Parents can lose their patience and blame the child or themselves and the child loses their confidence and begins shying away from reading at all. Grades fall and interest in school can flag.
Kids who struggle to read often try to hide it from teachers and parents, and develop unhelpful strategies, which only exacerbate the problems.
Ways to encourage effective reading in older children
- Ask your child what subjects they would like to read about.
- When reading with your child, limit reading time to 10 minutes of quality time – and make it fun.
- If reading together is traumatic in your house, do it in a café, or under a tree.
- Before reading aloud, orient your child to the text by talking about it beforehand.
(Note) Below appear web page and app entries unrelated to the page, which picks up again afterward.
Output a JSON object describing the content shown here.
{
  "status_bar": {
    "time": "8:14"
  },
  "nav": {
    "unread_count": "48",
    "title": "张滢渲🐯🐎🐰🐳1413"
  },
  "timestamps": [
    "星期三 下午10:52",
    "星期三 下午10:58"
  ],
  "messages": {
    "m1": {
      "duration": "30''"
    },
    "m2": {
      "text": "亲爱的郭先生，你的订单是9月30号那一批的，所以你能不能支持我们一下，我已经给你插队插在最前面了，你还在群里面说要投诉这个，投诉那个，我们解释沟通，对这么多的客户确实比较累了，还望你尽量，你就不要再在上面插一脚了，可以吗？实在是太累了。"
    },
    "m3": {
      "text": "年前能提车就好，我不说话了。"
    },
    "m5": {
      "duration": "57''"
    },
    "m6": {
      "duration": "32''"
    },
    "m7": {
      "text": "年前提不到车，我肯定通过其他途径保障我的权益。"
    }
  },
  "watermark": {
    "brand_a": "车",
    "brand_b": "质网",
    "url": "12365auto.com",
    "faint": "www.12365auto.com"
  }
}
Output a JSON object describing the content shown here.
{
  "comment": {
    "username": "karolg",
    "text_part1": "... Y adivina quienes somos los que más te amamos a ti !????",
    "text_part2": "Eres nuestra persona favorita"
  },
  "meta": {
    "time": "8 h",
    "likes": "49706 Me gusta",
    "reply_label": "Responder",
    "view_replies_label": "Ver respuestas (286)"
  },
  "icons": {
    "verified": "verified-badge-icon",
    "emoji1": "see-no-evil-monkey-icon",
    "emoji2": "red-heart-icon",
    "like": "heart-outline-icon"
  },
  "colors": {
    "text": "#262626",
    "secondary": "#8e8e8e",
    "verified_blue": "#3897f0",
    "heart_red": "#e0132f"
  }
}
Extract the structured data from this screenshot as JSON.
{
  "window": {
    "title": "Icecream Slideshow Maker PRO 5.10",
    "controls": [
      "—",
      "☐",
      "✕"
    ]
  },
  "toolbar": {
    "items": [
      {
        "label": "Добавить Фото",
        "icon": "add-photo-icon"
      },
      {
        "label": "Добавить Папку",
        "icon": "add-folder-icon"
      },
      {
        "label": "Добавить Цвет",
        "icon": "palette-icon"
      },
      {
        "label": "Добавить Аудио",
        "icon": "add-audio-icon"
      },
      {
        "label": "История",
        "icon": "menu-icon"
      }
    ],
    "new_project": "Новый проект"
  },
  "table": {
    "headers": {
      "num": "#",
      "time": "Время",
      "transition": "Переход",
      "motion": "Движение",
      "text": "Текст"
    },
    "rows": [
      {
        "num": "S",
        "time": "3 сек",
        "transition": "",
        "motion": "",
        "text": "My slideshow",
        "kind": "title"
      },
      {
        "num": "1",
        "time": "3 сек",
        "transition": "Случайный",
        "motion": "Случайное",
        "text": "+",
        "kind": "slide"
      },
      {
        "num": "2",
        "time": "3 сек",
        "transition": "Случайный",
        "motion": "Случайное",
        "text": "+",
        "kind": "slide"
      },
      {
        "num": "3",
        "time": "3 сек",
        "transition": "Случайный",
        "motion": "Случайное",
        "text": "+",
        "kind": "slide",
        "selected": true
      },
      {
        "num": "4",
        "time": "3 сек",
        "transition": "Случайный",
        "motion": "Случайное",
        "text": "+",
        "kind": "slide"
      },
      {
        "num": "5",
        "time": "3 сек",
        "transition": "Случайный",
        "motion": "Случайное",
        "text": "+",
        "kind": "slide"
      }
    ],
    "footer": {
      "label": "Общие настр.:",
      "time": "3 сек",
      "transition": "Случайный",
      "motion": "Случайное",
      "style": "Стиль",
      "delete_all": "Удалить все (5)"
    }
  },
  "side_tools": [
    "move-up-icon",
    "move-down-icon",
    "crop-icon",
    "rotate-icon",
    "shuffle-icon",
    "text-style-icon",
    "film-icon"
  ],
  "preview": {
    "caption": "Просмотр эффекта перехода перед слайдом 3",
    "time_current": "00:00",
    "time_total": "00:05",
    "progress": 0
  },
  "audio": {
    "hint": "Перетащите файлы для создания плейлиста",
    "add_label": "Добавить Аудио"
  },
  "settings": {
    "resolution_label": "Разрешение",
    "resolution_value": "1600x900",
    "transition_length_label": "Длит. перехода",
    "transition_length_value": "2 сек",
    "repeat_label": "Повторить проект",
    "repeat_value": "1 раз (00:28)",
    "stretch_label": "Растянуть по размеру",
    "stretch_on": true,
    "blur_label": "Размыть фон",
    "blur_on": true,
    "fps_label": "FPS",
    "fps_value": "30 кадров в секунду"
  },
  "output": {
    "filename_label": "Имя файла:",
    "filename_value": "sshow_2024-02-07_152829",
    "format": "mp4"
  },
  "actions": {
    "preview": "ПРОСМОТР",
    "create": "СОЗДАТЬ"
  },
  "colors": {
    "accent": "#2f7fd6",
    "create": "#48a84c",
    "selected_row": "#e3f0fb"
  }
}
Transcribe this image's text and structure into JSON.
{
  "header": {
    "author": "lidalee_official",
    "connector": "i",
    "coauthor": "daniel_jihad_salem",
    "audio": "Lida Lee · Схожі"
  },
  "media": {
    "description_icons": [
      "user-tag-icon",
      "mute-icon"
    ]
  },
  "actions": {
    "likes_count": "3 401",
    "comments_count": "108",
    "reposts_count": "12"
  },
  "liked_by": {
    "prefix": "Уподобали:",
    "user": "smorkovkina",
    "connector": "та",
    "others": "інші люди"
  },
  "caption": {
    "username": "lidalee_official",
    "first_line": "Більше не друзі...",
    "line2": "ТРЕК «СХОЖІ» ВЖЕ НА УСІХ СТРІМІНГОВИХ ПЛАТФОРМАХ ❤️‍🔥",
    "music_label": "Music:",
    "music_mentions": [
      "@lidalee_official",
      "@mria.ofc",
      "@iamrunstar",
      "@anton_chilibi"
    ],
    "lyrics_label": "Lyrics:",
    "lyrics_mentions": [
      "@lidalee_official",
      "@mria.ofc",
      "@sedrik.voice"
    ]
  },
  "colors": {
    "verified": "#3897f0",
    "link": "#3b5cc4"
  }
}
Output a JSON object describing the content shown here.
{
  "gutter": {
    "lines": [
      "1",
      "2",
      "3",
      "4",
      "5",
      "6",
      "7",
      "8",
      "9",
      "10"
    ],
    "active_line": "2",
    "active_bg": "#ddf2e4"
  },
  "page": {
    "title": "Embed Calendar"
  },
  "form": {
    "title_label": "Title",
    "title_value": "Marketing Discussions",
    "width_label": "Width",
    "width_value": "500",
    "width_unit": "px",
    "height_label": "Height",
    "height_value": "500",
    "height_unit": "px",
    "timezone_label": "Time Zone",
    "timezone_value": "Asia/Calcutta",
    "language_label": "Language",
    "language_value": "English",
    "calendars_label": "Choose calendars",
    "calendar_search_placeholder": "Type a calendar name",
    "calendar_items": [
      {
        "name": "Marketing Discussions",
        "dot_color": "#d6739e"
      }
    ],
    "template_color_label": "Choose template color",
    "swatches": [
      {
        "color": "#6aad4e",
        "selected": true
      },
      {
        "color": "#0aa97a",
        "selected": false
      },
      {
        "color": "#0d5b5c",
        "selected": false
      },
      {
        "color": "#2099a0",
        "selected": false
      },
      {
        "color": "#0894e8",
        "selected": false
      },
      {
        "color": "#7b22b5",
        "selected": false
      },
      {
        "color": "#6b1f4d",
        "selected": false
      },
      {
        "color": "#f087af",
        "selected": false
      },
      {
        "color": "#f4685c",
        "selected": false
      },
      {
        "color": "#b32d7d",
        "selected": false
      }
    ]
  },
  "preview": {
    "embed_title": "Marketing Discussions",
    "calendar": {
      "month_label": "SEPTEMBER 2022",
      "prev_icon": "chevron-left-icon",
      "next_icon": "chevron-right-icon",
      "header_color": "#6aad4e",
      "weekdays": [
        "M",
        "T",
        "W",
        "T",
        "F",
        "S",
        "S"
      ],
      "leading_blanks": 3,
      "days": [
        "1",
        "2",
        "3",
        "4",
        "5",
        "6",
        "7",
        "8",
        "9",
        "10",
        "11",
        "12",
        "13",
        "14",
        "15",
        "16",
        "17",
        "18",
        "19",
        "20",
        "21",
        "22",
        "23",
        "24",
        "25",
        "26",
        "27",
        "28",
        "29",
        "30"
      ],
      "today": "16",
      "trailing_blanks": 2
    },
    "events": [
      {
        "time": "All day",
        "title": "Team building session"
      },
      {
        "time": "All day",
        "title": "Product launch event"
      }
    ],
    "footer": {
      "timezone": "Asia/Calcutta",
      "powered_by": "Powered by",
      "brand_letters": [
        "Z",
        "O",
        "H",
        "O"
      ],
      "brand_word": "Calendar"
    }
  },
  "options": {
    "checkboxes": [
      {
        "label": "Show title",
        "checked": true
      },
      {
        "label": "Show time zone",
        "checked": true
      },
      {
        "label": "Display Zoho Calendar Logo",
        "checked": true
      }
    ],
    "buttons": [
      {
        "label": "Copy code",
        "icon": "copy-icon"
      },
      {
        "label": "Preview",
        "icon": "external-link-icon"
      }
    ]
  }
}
Look at unfamiliar words, for example.
- Encourage your child to predict what a word could be based on the meaning.
- Try ‘echo reading'. Depending on the text, read a sentence, paragraph or page aloud first, and then get your child to read it.
- Try ‘shared reading'. Take turns reading sentences or paragraphs. You read the first sentence and your child the next.
- Read aloud and encourage your child to mimic you by following along behind you. Trace your finger under the words in a fluent way to show where you are reading. Avoid reading word by word.
Read the full article on the School A to Z website.